● **Exercise description**
Consider the entries below. Count the lines holding the string "Akad" and state the number only.

● **Supplied entries**
_ _ _ _ _ _ _

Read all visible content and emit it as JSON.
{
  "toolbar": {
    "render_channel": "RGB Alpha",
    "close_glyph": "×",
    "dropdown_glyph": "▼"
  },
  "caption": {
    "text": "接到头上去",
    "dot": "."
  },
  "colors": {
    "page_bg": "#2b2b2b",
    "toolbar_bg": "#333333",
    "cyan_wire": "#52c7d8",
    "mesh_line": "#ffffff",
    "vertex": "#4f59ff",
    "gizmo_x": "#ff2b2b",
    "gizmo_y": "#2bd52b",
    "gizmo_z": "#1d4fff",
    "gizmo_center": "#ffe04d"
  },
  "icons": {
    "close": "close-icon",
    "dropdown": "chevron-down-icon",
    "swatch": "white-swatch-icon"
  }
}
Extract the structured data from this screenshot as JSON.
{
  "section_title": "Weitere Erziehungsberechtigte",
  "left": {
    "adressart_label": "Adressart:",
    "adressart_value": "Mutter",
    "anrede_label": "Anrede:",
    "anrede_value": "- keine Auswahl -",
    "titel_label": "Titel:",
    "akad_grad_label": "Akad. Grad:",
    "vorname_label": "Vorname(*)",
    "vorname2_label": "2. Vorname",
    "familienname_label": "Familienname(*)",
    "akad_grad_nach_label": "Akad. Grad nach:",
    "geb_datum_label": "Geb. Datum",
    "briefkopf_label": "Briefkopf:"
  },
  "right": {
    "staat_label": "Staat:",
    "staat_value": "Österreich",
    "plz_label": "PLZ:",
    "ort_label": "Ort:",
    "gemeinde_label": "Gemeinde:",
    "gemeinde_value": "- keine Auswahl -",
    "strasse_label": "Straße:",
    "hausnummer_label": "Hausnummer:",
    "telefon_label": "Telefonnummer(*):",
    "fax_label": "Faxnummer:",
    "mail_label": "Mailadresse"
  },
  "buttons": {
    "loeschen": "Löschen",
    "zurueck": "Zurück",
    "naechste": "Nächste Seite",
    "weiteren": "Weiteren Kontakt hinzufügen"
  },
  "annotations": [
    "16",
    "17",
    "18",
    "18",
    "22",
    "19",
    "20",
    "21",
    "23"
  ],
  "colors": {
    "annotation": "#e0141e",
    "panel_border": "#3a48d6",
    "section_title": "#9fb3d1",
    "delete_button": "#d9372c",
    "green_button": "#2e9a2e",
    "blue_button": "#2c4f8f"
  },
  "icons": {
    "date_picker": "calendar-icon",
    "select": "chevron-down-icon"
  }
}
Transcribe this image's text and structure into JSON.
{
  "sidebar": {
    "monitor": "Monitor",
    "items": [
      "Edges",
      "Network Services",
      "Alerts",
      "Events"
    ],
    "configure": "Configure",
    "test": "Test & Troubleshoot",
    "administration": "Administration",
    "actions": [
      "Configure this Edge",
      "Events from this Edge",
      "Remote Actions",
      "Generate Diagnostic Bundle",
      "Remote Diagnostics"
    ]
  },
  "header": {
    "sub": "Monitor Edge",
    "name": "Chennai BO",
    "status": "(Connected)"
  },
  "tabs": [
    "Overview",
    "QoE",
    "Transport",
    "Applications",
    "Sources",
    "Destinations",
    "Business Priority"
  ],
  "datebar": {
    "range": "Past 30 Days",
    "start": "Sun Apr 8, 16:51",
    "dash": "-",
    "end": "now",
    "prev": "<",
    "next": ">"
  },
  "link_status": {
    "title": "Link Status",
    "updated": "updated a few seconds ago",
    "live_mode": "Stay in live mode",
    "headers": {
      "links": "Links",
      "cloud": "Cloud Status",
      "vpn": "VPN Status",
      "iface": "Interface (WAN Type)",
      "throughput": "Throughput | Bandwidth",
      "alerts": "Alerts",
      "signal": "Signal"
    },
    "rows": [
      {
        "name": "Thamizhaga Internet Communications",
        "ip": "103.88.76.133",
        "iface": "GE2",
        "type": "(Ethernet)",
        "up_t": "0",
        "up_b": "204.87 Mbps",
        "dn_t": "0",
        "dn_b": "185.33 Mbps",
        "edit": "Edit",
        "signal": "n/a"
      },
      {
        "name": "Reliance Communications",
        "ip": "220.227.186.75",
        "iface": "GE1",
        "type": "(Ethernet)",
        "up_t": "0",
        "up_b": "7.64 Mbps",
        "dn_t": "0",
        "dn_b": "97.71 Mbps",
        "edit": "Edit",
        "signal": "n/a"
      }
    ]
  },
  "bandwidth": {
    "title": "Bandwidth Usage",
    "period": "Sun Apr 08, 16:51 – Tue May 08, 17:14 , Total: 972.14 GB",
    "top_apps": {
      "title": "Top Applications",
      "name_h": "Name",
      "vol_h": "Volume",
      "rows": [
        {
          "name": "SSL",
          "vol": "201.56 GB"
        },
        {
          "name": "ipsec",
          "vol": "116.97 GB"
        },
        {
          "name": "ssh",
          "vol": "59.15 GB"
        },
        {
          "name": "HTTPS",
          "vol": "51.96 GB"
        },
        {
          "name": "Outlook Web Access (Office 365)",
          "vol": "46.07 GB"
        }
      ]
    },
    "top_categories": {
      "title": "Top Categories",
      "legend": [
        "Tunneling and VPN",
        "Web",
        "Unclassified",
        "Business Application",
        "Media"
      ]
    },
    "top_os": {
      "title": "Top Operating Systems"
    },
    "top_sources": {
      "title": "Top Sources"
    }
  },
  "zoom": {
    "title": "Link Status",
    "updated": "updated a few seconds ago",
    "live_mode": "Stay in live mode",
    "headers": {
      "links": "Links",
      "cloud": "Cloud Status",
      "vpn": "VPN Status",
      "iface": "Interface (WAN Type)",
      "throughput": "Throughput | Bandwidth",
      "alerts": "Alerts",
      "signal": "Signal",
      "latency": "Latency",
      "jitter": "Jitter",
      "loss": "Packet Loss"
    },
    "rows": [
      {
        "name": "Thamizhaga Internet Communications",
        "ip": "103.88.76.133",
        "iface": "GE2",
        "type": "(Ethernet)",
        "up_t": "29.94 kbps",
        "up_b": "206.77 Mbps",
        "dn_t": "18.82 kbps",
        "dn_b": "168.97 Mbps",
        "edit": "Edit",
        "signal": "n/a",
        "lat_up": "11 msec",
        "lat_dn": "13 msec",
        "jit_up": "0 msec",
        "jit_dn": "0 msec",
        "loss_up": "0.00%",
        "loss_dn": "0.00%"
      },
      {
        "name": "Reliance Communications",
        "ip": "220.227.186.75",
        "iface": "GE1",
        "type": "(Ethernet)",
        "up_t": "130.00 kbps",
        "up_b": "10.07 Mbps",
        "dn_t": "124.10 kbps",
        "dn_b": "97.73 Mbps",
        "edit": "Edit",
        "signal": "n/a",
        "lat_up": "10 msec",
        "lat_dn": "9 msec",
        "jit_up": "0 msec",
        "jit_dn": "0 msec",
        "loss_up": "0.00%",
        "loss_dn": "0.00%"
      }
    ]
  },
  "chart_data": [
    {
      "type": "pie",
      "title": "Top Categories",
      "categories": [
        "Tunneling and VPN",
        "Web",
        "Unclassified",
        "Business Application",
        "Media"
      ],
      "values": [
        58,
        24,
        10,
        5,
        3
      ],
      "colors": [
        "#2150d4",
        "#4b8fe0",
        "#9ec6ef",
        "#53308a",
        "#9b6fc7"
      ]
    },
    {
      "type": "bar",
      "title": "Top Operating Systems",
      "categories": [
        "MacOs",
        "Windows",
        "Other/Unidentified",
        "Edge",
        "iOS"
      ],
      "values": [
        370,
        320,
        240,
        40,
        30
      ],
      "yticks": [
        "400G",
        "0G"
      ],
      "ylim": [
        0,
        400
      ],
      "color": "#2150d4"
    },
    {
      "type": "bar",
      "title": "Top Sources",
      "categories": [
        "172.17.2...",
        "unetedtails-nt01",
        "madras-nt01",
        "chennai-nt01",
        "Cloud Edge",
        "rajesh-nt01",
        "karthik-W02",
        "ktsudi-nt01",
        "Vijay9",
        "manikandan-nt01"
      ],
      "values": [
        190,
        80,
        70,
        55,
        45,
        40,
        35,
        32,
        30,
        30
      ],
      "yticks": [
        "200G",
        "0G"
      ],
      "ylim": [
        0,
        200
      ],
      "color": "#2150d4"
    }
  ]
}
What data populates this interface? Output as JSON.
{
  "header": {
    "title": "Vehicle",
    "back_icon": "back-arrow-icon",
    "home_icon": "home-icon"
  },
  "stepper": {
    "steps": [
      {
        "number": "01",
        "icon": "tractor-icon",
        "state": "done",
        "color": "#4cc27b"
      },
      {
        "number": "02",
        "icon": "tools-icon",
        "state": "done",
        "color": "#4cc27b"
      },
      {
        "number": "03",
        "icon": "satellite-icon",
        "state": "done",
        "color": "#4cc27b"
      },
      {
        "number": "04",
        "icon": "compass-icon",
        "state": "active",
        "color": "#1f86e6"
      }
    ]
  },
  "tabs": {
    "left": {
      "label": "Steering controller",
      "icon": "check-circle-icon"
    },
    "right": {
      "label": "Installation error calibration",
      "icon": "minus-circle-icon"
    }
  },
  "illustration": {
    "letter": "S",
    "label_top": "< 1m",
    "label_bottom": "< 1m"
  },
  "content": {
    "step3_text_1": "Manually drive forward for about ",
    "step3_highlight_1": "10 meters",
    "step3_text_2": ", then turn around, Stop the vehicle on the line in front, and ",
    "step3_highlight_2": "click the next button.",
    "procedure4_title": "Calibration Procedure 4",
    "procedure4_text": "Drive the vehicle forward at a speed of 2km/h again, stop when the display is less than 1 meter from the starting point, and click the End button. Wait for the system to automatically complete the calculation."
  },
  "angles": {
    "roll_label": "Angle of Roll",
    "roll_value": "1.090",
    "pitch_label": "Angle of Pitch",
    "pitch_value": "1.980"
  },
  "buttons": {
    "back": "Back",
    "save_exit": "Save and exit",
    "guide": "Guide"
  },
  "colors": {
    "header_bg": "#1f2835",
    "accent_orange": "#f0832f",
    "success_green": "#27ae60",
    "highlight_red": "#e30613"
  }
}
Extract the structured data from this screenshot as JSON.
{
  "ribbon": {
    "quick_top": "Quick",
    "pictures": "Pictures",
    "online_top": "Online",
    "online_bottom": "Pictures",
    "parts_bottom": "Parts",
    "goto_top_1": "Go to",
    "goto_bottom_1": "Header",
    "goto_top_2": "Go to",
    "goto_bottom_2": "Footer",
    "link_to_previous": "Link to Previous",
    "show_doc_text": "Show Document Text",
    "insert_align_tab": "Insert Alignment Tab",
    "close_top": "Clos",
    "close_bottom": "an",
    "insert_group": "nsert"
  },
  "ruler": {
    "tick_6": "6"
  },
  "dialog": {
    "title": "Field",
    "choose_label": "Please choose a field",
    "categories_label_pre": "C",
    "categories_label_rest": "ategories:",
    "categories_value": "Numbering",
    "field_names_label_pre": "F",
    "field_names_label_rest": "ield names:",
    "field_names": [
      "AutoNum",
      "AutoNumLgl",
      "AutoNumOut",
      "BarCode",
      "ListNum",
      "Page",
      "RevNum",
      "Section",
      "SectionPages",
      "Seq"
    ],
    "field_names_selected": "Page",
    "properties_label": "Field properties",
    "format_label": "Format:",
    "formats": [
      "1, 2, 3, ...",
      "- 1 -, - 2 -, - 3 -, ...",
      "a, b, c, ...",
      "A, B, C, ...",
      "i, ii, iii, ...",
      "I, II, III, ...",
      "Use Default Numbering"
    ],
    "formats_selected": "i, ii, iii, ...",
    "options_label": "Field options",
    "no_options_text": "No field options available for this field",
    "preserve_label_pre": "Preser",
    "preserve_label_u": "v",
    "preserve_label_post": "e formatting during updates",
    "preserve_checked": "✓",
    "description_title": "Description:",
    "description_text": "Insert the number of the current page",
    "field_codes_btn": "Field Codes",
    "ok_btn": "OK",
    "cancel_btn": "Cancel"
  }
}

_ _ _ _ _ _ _

● **Response**
2